Instead, if you’re interested in more personal, real-life stories and guidance from geeky entrepreneurs who are willing to be honest about their experiences, you’re in luck!
The new changes to Geek & Prosper will also appeal to those online business owners, freelancers, and entrepreneurs who seek inspiration just as much as they do practical advice. After all, there’s a reason we’re called geeks; we’re passionate about what we love, and we draw inspiration from that. Our geekiness keeps us motivated.
So I’ll be working hard to bring more inspirational posts to this blog, some based off of entire movies, TV shows, and books, and some just based on individual quotes. Whatever suits my fancy and resonates with you.
Oh, yeah, and the opt-in offers might change.
I’m considering making some of the opt-in offers currently only available to email subscribers accessible as resources to all readers, and I’m considering adding new opt-ins down the line. This is something I’ll need to think over carefully, however, so don’t expect these changes soon. I’ll let you know about them before they happen, too.

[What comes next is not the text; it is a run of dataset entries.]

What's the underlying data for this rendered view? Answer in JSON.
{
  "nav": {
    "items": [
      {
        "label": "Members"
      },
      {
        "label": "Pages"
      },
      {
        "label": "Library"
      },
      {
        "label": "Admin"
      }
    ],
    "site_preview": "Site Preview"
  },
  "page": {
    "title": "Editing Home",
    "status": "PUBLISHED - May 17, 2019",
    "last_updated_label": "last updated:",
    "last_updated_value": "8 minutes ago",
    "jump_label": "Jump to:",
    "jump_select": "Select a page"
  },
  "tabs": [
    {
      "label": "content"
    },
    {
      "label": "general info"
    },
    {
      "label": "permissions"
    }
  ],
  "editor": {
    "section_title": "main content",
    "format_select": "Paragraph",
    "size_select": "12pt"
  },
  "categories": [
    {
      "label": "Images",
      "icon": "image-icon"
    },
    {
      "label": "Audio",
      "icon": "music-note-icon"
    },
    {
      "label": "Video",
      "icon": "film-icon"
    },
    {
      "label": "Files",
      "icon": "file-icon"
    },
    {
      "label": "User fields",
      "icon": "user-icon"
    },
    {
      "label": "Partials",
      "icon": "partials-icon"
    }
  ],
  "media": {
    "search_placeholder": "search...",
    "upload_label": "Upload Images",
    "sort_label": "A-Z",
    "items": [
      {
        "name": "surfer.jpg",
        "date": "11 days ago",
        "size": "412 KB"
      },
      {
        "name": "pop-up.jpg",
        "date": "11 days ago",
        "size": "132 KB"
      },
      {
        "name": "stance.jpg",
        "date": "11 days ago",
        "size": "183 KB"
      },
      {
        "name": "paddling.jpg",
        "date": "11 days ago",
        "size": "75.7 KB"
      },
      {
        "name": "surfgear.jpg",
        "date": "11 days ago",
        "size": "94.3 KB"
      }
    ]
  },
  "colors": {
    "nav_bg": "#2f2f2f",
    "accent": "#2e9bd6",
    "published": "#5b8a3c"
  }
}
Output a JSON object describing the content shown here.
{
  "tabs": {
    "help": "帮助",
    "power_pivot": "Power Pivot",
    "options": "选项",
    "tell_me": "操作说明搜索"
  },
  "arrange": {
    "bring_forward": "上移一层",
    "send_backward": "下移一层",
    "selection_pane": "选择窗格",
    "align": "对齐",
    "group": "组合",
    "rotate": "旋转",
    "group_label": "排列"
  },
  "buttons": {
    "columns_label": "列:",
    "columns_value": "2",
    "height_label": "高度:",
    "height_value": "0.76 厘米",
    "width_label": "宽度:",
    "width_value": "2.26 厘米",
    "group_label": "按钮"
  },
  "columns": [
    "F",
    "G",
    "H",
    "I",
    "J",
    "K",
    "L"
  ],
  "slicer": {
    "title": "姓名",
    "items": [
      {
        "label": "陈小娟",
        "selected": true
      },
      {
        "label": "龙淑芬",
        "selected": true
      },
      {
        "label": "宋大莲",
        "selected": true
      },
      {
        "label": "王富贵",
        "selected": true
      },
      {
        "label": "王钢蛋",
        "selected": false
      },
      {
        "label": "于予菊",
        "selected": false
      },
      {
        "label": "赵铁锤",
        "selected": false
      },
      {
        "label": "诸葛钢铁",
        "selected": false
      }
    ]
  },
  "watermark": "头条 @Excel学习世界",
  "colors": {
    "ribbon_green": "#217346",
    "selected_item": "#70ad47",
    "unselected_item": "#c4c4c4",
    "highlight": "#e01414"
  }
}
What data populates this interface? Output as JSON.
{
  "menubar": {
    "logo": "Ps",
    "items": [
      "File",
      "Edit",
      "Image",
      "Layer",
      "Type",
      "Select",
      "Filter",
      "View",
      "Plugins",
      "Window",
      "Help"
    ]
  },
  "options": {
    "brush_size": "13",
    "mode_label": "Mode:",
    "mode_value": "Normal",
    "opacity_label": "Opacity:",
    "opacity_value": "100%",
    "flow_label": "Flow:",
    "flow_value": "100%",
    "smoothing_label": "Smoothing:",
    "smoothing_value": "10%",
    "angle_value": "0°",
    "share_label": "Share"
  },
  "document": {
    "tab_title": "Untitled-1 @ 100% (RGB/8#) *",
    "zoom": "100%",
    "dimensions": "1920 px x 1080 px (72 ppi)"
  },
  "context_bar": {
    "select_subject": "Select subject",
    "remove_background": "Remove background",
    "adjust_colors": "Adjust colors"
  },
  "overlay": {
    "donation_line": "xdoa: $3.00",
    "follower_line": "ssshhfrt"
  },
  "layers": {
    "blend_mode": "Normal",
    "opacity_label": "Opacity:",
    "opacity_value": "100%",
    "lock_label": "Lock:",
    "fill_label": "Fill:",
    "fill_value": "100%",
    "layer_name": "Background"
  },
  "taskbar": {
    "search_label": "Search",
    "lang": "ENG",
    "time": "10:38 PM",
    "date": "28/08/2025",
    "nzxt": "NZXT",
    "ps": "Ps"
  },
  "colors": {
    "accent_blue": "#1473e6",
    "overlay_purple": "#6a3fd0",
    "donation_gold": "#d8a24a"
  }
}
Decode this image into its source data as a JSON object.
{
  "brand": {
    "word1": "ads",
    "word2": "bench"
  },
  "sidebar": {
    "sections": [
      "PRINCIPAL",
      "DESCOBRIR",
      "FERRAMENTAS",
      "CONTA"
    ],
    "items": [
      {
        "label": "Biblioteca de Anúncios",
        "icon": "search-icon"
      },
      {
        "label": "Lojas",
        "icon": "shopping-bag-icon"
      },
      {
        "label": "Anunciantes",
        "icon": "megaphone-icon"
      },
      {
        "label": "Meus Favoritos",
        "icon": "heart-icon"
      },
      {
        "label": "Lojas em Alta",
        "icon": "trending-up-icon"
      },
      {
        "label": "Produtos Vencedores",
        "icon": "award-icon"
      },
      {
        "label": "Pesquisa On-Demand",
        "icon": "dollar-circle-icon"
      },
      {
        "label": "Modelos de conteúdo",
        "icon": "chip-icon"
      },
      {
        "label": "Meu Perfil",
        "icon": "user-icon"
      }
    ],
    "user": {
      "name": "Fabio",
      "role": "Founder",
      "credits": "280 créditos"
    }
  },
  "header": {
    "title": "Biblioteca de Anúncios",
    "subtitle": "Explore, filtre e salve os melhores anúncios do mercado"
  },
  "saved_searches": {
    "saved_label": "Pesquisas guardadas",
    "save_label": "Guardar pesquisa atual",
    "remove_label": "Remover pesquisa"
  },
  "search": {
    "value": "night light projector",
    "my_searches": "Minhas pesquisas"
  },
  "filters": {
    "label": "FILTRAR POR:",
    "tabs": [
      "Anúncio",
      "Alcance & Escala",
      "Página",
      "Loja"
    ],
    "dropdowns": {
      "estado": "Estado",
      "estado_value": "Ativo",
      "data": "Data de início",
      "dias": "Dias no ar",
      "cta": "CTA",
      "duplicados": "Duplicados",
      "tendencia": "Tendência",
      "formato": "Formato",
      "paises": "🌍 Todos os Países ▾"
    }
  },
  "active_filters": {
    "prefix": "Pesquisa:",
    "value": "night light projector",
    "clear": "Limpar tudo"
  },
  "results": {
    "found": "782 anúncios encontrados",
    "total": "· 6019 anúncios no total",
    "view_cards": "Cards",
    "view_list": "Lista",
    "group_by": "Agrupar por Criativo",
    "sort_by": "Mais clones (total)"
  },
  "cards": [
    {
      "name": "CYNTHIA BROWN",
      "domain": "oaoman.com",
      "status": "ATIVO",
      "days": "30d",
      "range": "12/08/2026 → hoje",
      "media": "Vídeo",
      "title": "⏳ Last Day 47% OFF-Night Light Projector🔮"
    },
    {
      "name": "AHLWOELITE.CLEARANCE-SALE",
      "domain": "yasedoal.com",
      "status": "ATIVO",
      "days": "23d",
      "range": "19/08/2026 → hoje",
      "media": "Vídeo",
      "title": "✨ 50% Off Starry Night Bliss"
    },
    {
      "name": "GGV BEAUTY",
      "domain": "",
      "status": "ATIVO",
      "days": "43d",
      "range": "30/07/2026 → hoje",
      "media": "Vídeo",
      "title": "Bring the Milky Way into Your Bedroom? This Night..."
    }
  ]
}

I’ve said pretty much everything I can at this point, and this is already a long post (I guess that’s what happens when you pour out your heart and soul after so long). I’ll close it out by saying that I’m very at peace with this decision, as well as incredibly excited to write about what I wanted to all along.
I hope you’ll join me on this new journey.
Now I want to know: what do you think about these changes for Geek & Prosper? Leave your thoughts in the comments and I’ll respond to every one!
So it’s been a while…
A year, actually. It’s been exactly a year and one week since I published my last post.
Shame on me.
Actually, no shame, because I do have a good reason. That reason is because I was making big adjustments in my life. Like, quitting-my-job-and-going-back-to-freelancing kind of adjustments.
If you’re a part of my email list (and if you aren’t, you really should join 200+ people in-the-know), you already know about my struggles and changes this past year. However, many of you superheroes expressed interest in knowing more of the details about that transition, and exactly how I went from $0 to $3000 per month in freelance work in a little under four months’ time.
Quite the legit request, so I’m going to fulfill your wishes in this post.
Establish Foundations, Find Inspiration
Wouldn’t it be great if you could avoid making a bunch of mistakes in your online business?
You know, just kind of bypass the stuff which could seriously screw up your momentum and potentially wreck your business’s future success?
Fortunately, you can.
You certainly aren’t the first person to have entrepreneurial dreams. Others who’ve gone before you have made their own flubs time and time again.
And you can learn from them.
Listen up! Got a little secret for you.
It’s something a lot of “professional” business owners think is a joke. It’s something a lot of the world thinks is silly. And it’s something you might even think is just a dream.
The secret is you can make money off your hobby or passion.
Seem unreal? It’s not. Other entrepreneurial geeks do it every day.
Take, for example, Elon Musk. He didn’t get where he was by giving up, did he? Even he realized he could earn some dough through his dreams of renewable energy and space exploration.
So why don’t more people start trying to build their own online business empires?
It’s because they don’t know where to start.
Boost Productivity, Find Inspiration
Isn’t it awesome to be lazy?
Ignoring work while you watch a bunch of YouTube videos. Playing Minecraft an hour later than normal. Letting the next episode of Daredevil auto-load on Netflix (binging, FTW, right?).
But have you ever let that laziness go a bit too far? Like where you shirk your responsibilities all together?
Don’t lie now.
We’ve all done it. In fact, I’m not going to lie to you anymore: I often let laziness get the better of me more than is acceptable for a business owner.
In fact, my latest bout of laziness happened just last week…